- F. C. Moon, Chaotic and Fractal Dynamics, A Wiley-Interscience Publication, John Wiley & Sons, New York, NY, USA, 1992.
- C. K. Chen, J. J. Yan, T. L. Liao, and M. L. Hung, “Chaos suppression of generalized lorenz system: adaptive fuzzy sliding mode control approach,” in Proceedings of the IEEE Conference on Soft Computing on Industrial Applications (SMCia'08), pp. 318–321, June 2008.
- I. Pehlivan and Y. Uyaroǧlu, “A new chaotic attractor from general Lorenz system family and its electronic experimental implementation,” Turkish Journal of Electrical Engineering and Computer Sciences, vol. 18, no. 2, pp. 171–184, 2010.
- D. S. Lehrman, “A critique of Konrad Lorenz's theory of instinctive behavior,” The Quarterly Review of Biology, vol. 28, no. 4, pp. 337–363, 1953.

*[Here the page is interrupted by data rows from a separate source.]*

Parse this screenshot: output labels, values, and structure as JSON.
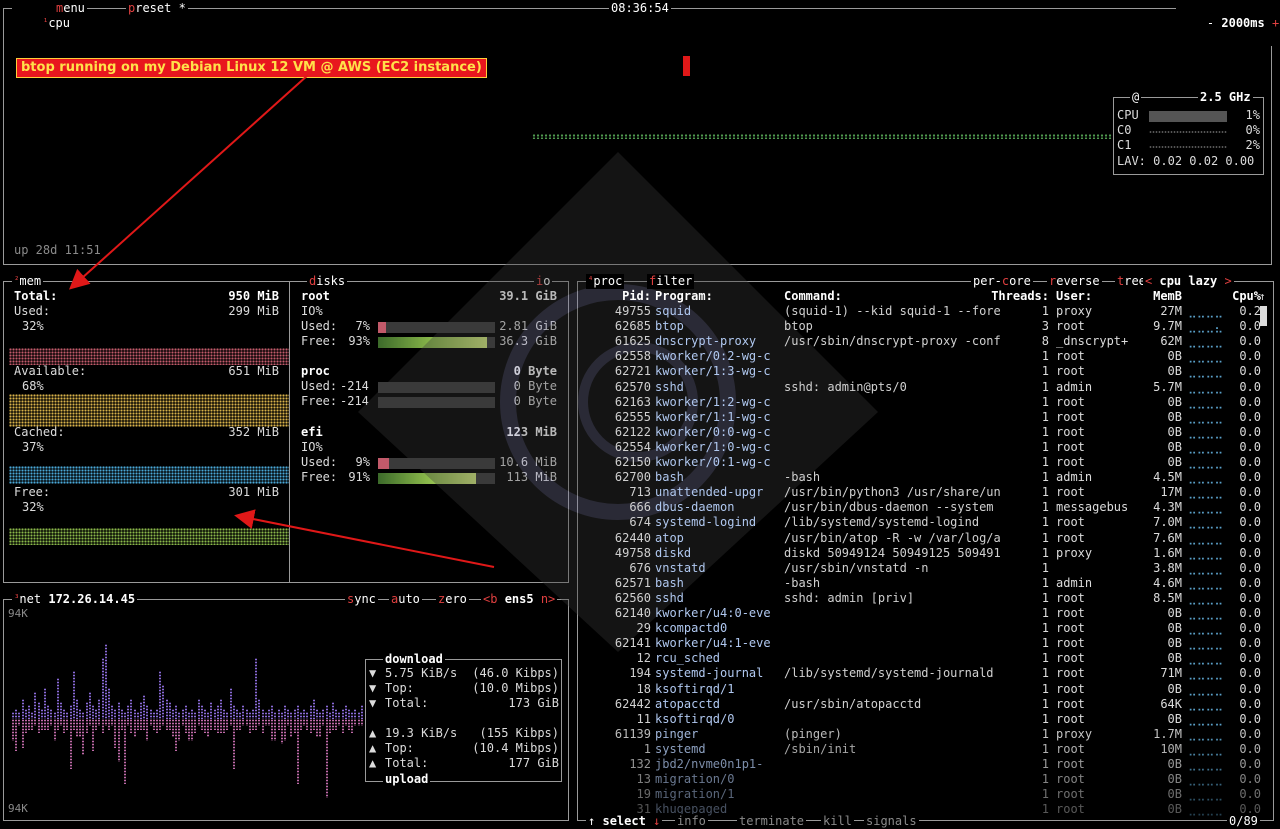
{
  "cpu": {
    "title": "cpu",
    "num": "¹",
    "menu": "menu",
    "preset": "preset *",
    "clock": "08:36:54",
    "minus": "-",
    "interval": "2000ms",
    "plus": "+",
    "uptime": "up 28d 11:51",
    "annotation": "btop running on my Debian Linux 12 VM @ AWS (EC2 instance)",
    "freq_at": "@",
    "freq": "2.5 GHz",
    "cores": [
      {
        "label": "CPU",
        "pct": "1%",
        "level": 1
      },
      {
        "label": "C0",
        "pct": "0%",
        "level": 0
      },
      {
        "label": "C1",
        "pct": "2%",
        "level": 2
      }
    ],
    "lav_label": "LAV:",
    "lav": "0.02 0.02 0.00"
  },
  "mem": {
    "title": "mem",
    "num": "²",
    "total_label": "Total:",
    "total": "950 MiB",
    "used_label": "Used:",
    "used": "299 MiB",
    "used_pct": "32%",
    "avail_label": "Available:",
    "avail": "651 MiB",
    "avail_pct": "68%",
    "cached_label": "Cached:",
    "cached": "352 MiB",
    "cached_pct": "37%",
    "free_label": "Free:",
    "free": "301 MiB",
    "free_pct": "32%",
    "colors": {
      "used": "#c25a6a",
      "avail": "#d8b24a",
      "cached": "#4aa8d8",
      "free": "#8ab84a"
    }
  },
  "disks": {
    "title": "disks",
    "io": "io",
    "root": {
      "name": "root",
      "size": "39.1 GiB",
      "io": "IO%",
      "used_label": "Used:",
      "used_pct": "7%",
      "used": "2.81 GiB",
      "used_level": 7,
      "free_label": "Free:",
      "free_pct": "93%",
      "free": "36.3 GiB",
      "free_level": 93
    },
    "proc": {
      "name": "proc",
      "size": "0 Byte",
      "used_label": "Used:",
      "used_pct": "-214",
      "used": "0 Byte",
      "free_label": "Free:",
      "free_pct": "-214",
      "free": "0 Byte"
    },
    "efi": {
      "name": "efi",
      "size": "123 MiB",
      "io": "IO%",
      "used_label": "Used:",
      "used_pct": "9%",
      "used": "10.6 MiB",
      "used_level": 9,
      "free_label": "Free:",
      "free_pct": "91%",
      "free": "113 MiB",
      "free_level": 91
    }
  },
  "net": {
    "title": "net",
    "num": "³",
    "ip": "172.26.14.45",
    "sync": "sync",
    "auto": "auto",
    "zero": "zero",
    "prev": "<b",
    "iface": "ens5",
    "next": "n>",
    "scale_top": "94K",
    "scale_bottom": "94K",
    "download_label": "download",
    "dl_rate": "5.75 KiB/s",
    "dl_rate_b": "(46.0 Kibps)",
    "dl_top_label": "Top:",
    "dl_top": "(10.0 Mibps)",
    "dl_total_label": "Total:",
    "dl_total": "173 GiB",
    "ul_rate": "19.3 KiB/s",
    "ul_rate_b": "(155 Kibps)",
    "ul_top_label": "Top:",
    "ul_top": "(10.4 Mibps)",
    "ul_total_label": "Total:",
    "ul_total": "177 GiB",
    "upload_label": "upload"
  },
  "proc": {
    "title": "proc",
    "num": "⁴",
    "filter": "filter",
    "per_core": "per-core",
    "reverse": "reverse",
    "tree": "tree",
    "lt": "<",
    "sort": "cpu lazy",
    "gt": ">",
    "headers": {
      "pid": "Pid:",
      "program": "Program:",
      "command": "Command:",
      "threads": "Threads:",
      "user": "User:",
      "mem": "MemB",
      "cpu": "Cpu%"
    },
    "rows": [
      {
        "pid": "49755",
        "program": "squid",
        "command": "(squid-1) --kid squid-1 --fore",
        "threads": "1",
        "user": "proxy",
        "mem": "27M",
        "graph": "⣀⣀⣀⣀⣀⣀",
        "cpu": "0.2"
      },
      {
        "pid": "62685",
        "program": "btop",
        "command": "btop",
        "threads": "3",
        "user": "root",
        "mem": "9.7M",
        "graph": "⣀⣀⣀⣄⣀⣤",
        "cpu": "0.0"
      },
      {
        "pid": "61625",
        "program": "dnscrypt-proxy",
        "command": "/usr/sbin/dnscrypt-proxy -conf",
        "threads": "8",
        "user": "_dnscrypt+",
        "mem": "62M",
        "graph": "⣀⣀⣀⣀⣀⣤",
        "cpu": "0.0"
      },
      {
        "pid": "62558",
        "program": "kworker/0:2-wg-c",
        "command": "",
        "threads": "1",
        "user": "root",
        "mem": "0B",
        "graph": "⣀⣀⣀⣀⣀⣀",
        "cpu": "0.0"
      },
      {
        "pid": "62721",
        "program": "kworker/1:3-wg-c",
        "command": "",
        "threads": "1",
        "user": "root",
        "mem": "0B",
        "graph": "⣀⣀⣀⣀⣀⣀",
        "cpu": "0.0"
      },
      {
        "pid": "62570",
        "program": "sshd",
        "command": "sshd: admin@pts/0",
        "threads": "1",
        "user": "admin",
        "mem": "5.7M",
        "graph": "⣀⣀⣀⣀⣀⣀",
        "cpu": "0.0"
      },
      {
        "pid": "62163",
        "program": "kworker/1:2-wg-c",
        "command": "",
        "threads": "1",
        "user": "root",
        "mem": "0B",
        "graph": "⣀⣀⣀⣀⣀⣀",
        "cpu": "0.0"
      },
      {
        "pid": "62555",
        "program": "kworker/1:1-wg-c",
        "command": "",
        "threads": "1",
        "user": "root",
        "mem": "0B",
        "graph": "⣀⣀⣀⣀⣀⣀",
        "cpu": "0.0"
      },
      {
        "pid": "62122",
        "program": "kworker/0:0-wg-c",
        "command": "",
        "threads": "1",
        "user": "root",
        "mem": "0B",
        "graph": "⣀⣀⣀⣀⣀⣀",
        "cpu": "0.0"
      },
      {
        "pid": "62554",
        "program": "kworker/1:0-wg-c",
        "command": "",
        "threads": "1",
        "user": "root",
        "mem": "0B",
        "graph": "⣀⣀⣀⣀⣀⣀",
        "cpu": "0.0"
      },
      {
        "pid": "62150",
        "program": "kworker/0:1-wg-c",
        "command": "",
        "threads": "1",
        "user": "root",
        "mem": "0B",
        "graph": "⣀⣀⣀⣀⣀⣀",
        "cpu": "0.0"
      },
      {
        "pid": "62700",
        "program": "bash",
        "command": "-bash",
        "threads": "1",
        "user": "admin",
        "mem": "4.5M",
        "graph": "⣀⣀⣀⣀⣀⣀",
        "cpu": "0.0"
      },
      {
        "pid": "713",
        "program": "unattended-upgr",
        "command": "/usr/bin/python3 /usr/share/un",
        "threads": "1",
        "user": "root",
        "mem": "17M",
        "graph": "⣀⣀⣀⣀⣀⣀",
        "cpu": "0.0"
      },
      {
        "pid": "666",
        "program": "dbus-daemon",
        "command": "/usr/bin/dbus-daemon --system",
        "threads": "1",
        "user": "messagebus",
        "mem": "4.3M",
        "graph": "⣀⣀⣀⣀⣀⣀",
        "cpu": "0.0"
      },
      {
        "pid": "674",
        "program": "systemd-logind",
        "command": "/lib/systemd/systemd-logind",
        "threads": "1",
        "user": "root",
        "mem": "7.0M",
        "graph": "⣀⣀⣀⣀⣀⣀",
        "cpu": "0.0"
      },
      {
        "pid": "62440",
        "program": "atop",
        "command": "/usr/bin/atop -R -w /var/log/a",
        "threads": "1",
        "user": "root",
        "mem": "7.6M",
        "graph": "⣀⣀⣀⣀⣀⣀",
        "cpu": "0.0"
      },
      {
        "pid": "49758",
        "program": "diskd",
        "command": "diskd 50949124 50949125 509491",
        "threads": "1",
        "user": "proxy",
        "mem": "1.6M",
        "graph": "⣀⣀⣀⣀⣀⣀",
        "cpu": "0.0"
      },
      {
        "pid": "676",
        "program": "vnstatd",
        "command": "/usr/sbin/vnstatd -n",
        "threads": "1",
        "user": "",
        "mem": "3.8M",
        "graph": "⣀⣀⣀⣀⣀⣀",
        "cpu": "0.0"
      },
      {
        "pid": "62571",
        "program": "bash",
        "command": "-bash",
        "threads": "1",
        "user": "admin",
        "mem": "4.6M",
        "graph": "⣀⣀⣀⣀⣀⣀",
        "cpu": "0.0"
      },
      {
        "pid": "62560",
        "program": "sshd",
        "command": "sshd: admin [priv]",
        "threads": "1",
        "user": "root",
        "mem": "8.5M",
        "graph": "⣀⣀⣀⣀⣀⣀",
        "cpu": "0.0"
      },
      {
        "pid": "62140",
        "program": "kworker/u4:0-eve",
        "command": "",
        "threads": "1",
        "user": "root",
        "mem": "0B",
        "graph": "⣀⣀⣀⣀⣀⣀",
        "cpu": "0.0"
      },
      {
        "pid": "29",
        "program": "kcompactd0",
        "command": "",
        "threads": "1",
        "user": "root",
        "mem": "0B",
        "graph": "⣀⣀⣀⣀⣀⣀",
        "cpu": "0.0"
      },
      {
        "pid": "62141",
        "program": "kworker/u4:1-eve",
        "command": "",
        "threads": "1",
        "user": "root",
        "mem": "0B",
        "graph": "⣀⣀⣀⣀⣀⣀",
        "cpu": "0.0"
      },
      {
        "pid": "12",
        "program": "rcu_sched",
        "command": "",
        "threads": "1",
        "user": "root",
        "mem": "0B",
        "graph": "⣀⣀⣀⣀⣀⣀",
        "cpu": "0.0"
      },
      {
        "pid": "194",
        "program": "systemd-journal",
        "command": "/lib/systemd/systemd-journald",
        "threads": "1",
        "user": "root",
        "mem": "71M",
        "graph": "⣀⣀⣀⣀⣀⣀",
        "cpu": "0.0"
      },
      {
        "pid": "18",
        "program": "ksoftirqd/1",
        "command": "",
        "threads": "1",
        "user": "root",
        "mem": "0B",
        "graph": "⣀⣀⣀⣀⣀⣀",
        "cpu": "0.0"
      },
      {
        "pid": "62442",
        "program": "atopacctd",
        "command": "/usr/sbin/atopacctd",
        "threads": "1",
        "user": "root",
        "mem": "64K",
        "graph": "⣀⣀⣀⣀⣀⣀",
        "cpu": "0.0"
      },
      {
        "pid": "11",
        "program": "ksoftirqd/0",
        "command": "",
        "threads": "1",
        "user": "root",
        "mem": "0B",
        "graph": "⣀⣀⣀⣀⣀⣀",
        "cpu": "0.0"
      },
      {
        "pid": "61139",
        "program": "pinger",
        "command": "(pinger)",
        "threads": "1",
        "user": "proxy",
        "mem": "1.7M",
        "graph": "⣀⣀⣀⣀⣀⣀",
        "cpu": "0.0"
      },
      {
        "pid": "1",
        "program": "systemd",
        "command": "/sbin/init",
        "threads": "1",
        "user": "root",
        "mem": "10M",
        "graph": "⣀⣀⣀⣀⣀⣀",
        "cpu": "0.0"
      },
      {
        "pid": "132",
        "program": "jbd2/nvme0n1p1-",
        "command": "",
        "threads": "1",
        "user": "root",
        "mem": "0B",
        "graph": "⣀⣀⣀⣀⣀⣀",
        "cpu": "0.0"
      },
      {
        "pid": "13",
        "program": "migration/0",
        "command": "",
        "threads": "1",
        "user": "root",
        "mem": "0B",
        "graph": "⣀⣀⣀⣀⣀⣀",
        "cpu": "0.0"
      },
      {
        "pid": "19",
        "program": "migration/1",
        "command": "",
        "threads": "1",
        "user": "root",
        "mem": "0B",
        "graph": "⣀⣀⣀⣀⣀⣀",
        "cpu": "0.0"
      },
      {
        "pid": "31",
        "program": "khugepaged",
        "command": "",
        "threads": "1",
        "user": "root",
        "mem": "0B",
        "graph": "⣀⣀⣀⣀⣀⣀",
        "cpu": "0.0"
      }
    ],
    "footer": {
      "up": "↑",
      "select": "select",
      "down": "↓",
      "info": "info",
      "terminate": "terminate",
      "kill": "kill",
      "signals": "signals",
      "count": "0/89"
    }
  },
  "colors": {
    "accent": "#e04040",
    "border": "#9a9a9a",
    "graph_green": "#4a8a4a",
    "annotation_bg": "#e8161e",
    "annotation_fg": "#ffe14a"
  }
}
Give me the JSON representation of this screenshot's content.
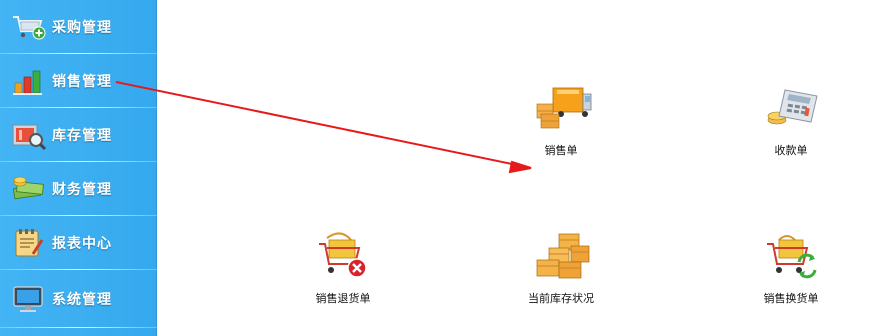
{
  "sidebar": {
    "items": [
      {
        "label": "采购管理",
        "icon": "shopping-cart-add-icon"
      },
      {
        "label": "销售管理",
        "icon": "bar-chart-icon"
      },
      {
        "label": "库存管理",
        "icon": "inventory-search-icon"
      },
      {
        "label": "财务管理",
        "icon": "money-stack-icon"
      },
      {
        "label": "报表中心",
        "icon": "notepad-report-icon"
      },
      {
        "label": "系统管理",
        "icon": "monitor-icon"
      }
    ]
  },
  "main": {
    "tiles": [
      {
        "label": "销售单",
        "icon": "delivery-truck-icon"
      },
      {
        "label": "收款单",
        "icon": "calculator-icon"
      },
      {
        "label": "销售退货单",
        "icon": "cart-return-icon"
      },
      {
        "label": "当前库存状况",
        "icon": "stacked-boxes-icon"
      },
      {
        "label": "销售换货单",
        "icon": "cart-exchange-icon"
      }
    ]
  },
  "colors": {
    "sidebar_bg": "#3aaef1",
    "arrow": "#e8191b",
    "caption_text": "#111111"
  }
}
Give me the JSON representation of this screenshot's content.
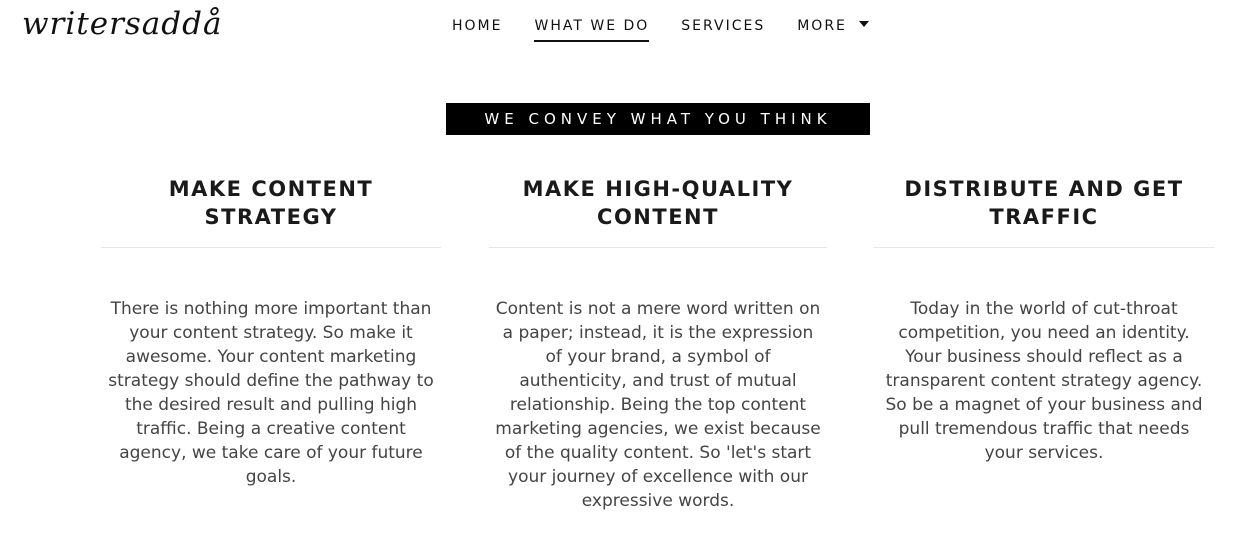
{
  "header": {
    "logo_text": "writersaddå",
    "nav": [
      {
        "label": "HOME"
      },
      {
        "label": "WHAT WE DO"
      },
      {
        "label": "SERVICES"
      },
      {
        "label": "MORE"
      }
    ]
  },
  "tagline": "WE CONVEY WHAT YOU THINK",
  "columns": [
    {
      "title": "MAKE CONTENT STRATEGY",
      "text": "There is nothing more important than your content strategy. So make it awesome. Your content marketing strategy should define the pathway to the desired result and pulling high traffic. Being a creative content agency, we take care of your future goals."
    },
    {
      "title": "MAKE HIGH-QUALITY CONTENT",
      "text": "Content is not a mere word written on a paper; instead, it is the expression of your brand, a symbol of authenticity, and trust of mutual relationship. Being the top content marketing agencies, we exist because of the quality content. So 'let's start your journey of excellence with our expressive words."
    },
    {
      "title": "DISTRIBUTE AND GET TRAFFIC",
      "text": "Today in the world of cut-throat competition, you need an identity. Your business should reflect as a transparent content strategy agency. So be a magnet of your business and pull tremendous traffic that needs your services."
    }
  ]
}
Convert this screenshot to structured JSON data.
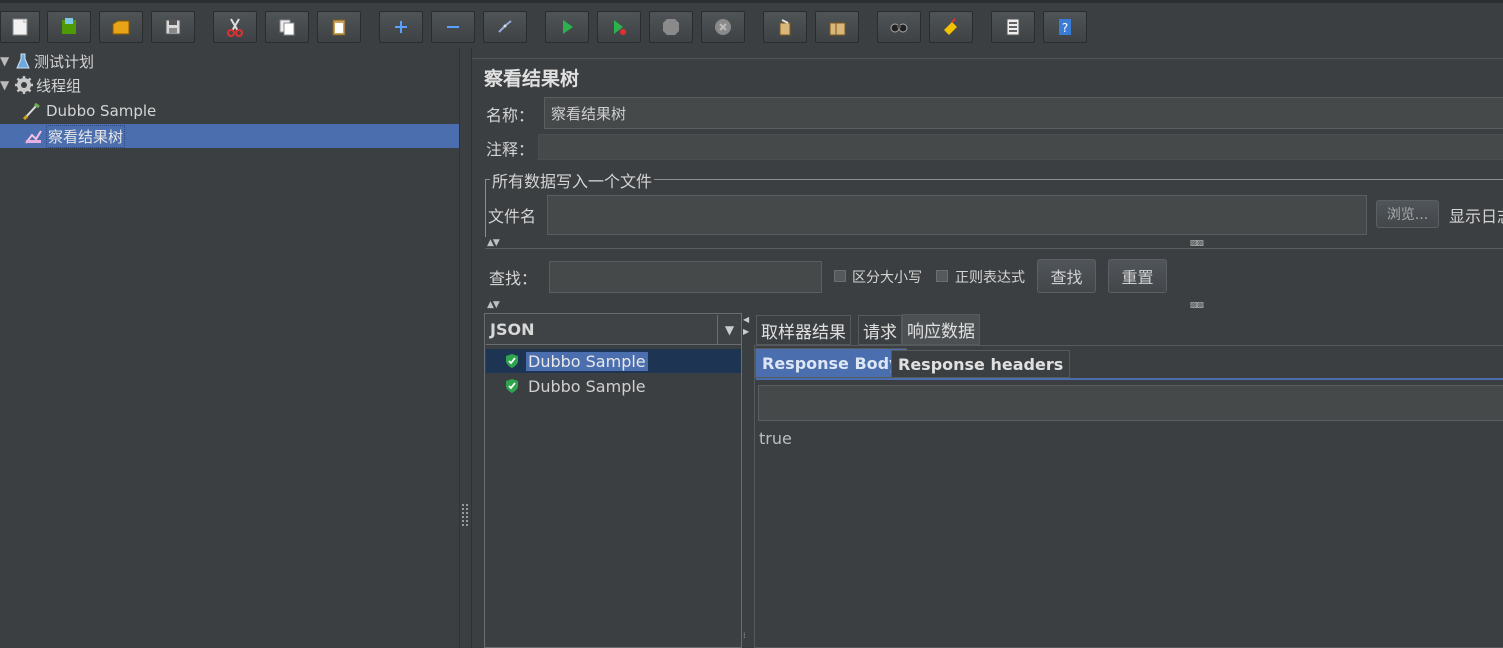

- M. Li and W. Zhao, “Visiting power laws in cyber-physical networking systems,” Mathematical Problems in Engineering, vol. 2012, Article ID 302786, 13 pages, 2012.
- M. Li, C. Cattani, and S. Y. Chen, “Viewing sea level by a one-dimensional random function with long memory,” Mathematical Problems in Engineering, vol. 2011, Article ID 654284, 13 pages, 2011.
- Q. H. Alsafasfeh and M. S. Al-Arni, “New chaotic behavior from lorenz and rossler systems and its electronic circuit implementation,” Circuits and Systems, vol. 2, pp. 101–105, 2011.
- A. M. Al-Roumy, “The study of a new lorenz-like model,” Journal of Basrah Researches, vol. 37, no. 3 A, 2011.
- M. Moghtadaei and M. R. H. Golpayegani, “Complex dynamic behaviors of the complex Lorenz system,” Scientia Iranica, vol. 19, no. 3, pp. 733–738, 2012.
- A. K. Kaw, E. E. Kalu, and D. Ngyen, Numerical Methods with Applications, 1st edition, 2008, http://numericalmethods.eng.usf.edu/topics/textbook_index.html.
- R. G. Lyons, Understanding Digital Signal Processing, Prentice Hall PTR, 2004.